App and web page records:

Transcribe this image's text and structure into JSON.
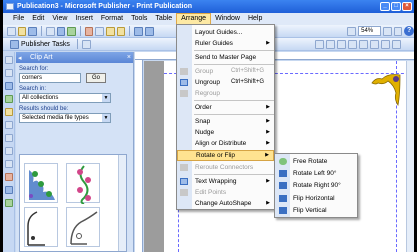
{
  "window": {
    "title": "Publication3 - Microsoft Publisher - Print Publication",
    "min": "_",
    "max": "□",
    "close": "×"
  },
  "menubar": {
    "items": [
      "File",
      "Edit",
      "View",
      "Insert",
      "Format",
      "Tools",
      "Table",
      "Arrange",
      "Window",
      "Help"
    ]
  },
  "toolbar": {
    "zoom": "54%",
    "publisher_tasks": "Publisher Tasks"
  },
  "taskpane": {
    "title": "Clip Art",
    "search_label": "Search for:",
    "search_value": "corners",
    "go_button": "Go",
    "search_in_label": "Search in:",
    "search_in_value": "All collections",
    "results_label": "Results should be:",
    "results_value": "Selected media file types"
  },
  "arrange_menu": {
    "items": [
      {
        "label": "Layout Guides...",
        "shortcut": "",
        "disabled": false,
        "submenu": false
      },
      {
        "label": "Ruler Guides",
        "shortcut": "",
        "disabled": false,
        "submenu": true
      },
      {
        "label": "Send to Master Page",
        "shortcut": "",
        "disabled": false,
        "submenu": false
      },
      {
        "label": "Group",
        "shortcut": "Ctrl+Shift+G",
        "disabled": true,
        "submenu": false
      },
      {
        "label": "Ungroup",
        "shortcut": "Ctrl+Shift+G",
        "disabled": false,
        "submenu": false
      },
      {
        "label": "Regroup",
        "shortcut": "",
        "disabled": true,
        "submenu": false
      },
      {
        "label": "Order",
        "shortcut": "",
        "disabled": false,
        "submenu": true
      },
      {
        "label": "Snap",
        "shortcut": "",
        "disabled": false,
        "submenu": true
      },
      {
        "label": "Nudge",
        "shortcut": "",
        "disabled": false,
        "submenu": true
      },
      {
        "label": "Align or Distribute",
        "shortcut": "",
        "disabled": false,
        "submenu": true
      },
      {
        "label": "Rotate or Flip",
        "shortcut": "",
        "disabled": false,
        "submenu": true,
        "highlighted": true
      },
      {
        "label": "Reroute Connectors",
        "shortcut": "",
        "disabled": true,
        "submenu": false
      },
      {
        "label": "Text Wrapping",
        "shortcut": "",
        "disabled": false,
        "submenu": true
      },
      {
        "label": "Edit Points",
        "shortcut": "",
        "disabled": true,
        "submenu": false
      },
      {
        "label": "Change AutoShape",
        "shortcut": "",
        "disabled": false,
        "submenu": true
      }
    ]
  },
  "rotate_submenu": {
    "items": [
      {
        "label": "Free Rotate"
      },
      {
        "label": "Rotate Left 90°"
      },
      {
        "label": "Rotate Right 90°"
      },
      {
        "label": "Flip Horizontal"
      },
      {
        "label": "Flip Vertical"
      }
    ]
  },
  "colors": {
    "title_bar": "#1f5fd8",
    "highlight": "#ffe391",
    "menu_gutter": "#dde7f6"
  }
}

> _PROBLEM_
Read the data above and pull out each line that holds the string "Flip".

> _ANSWER SPACE_
        "label": "Rotate or Flip",
        "label": "Flip Horizontal"
        "label": "Flip Vertical"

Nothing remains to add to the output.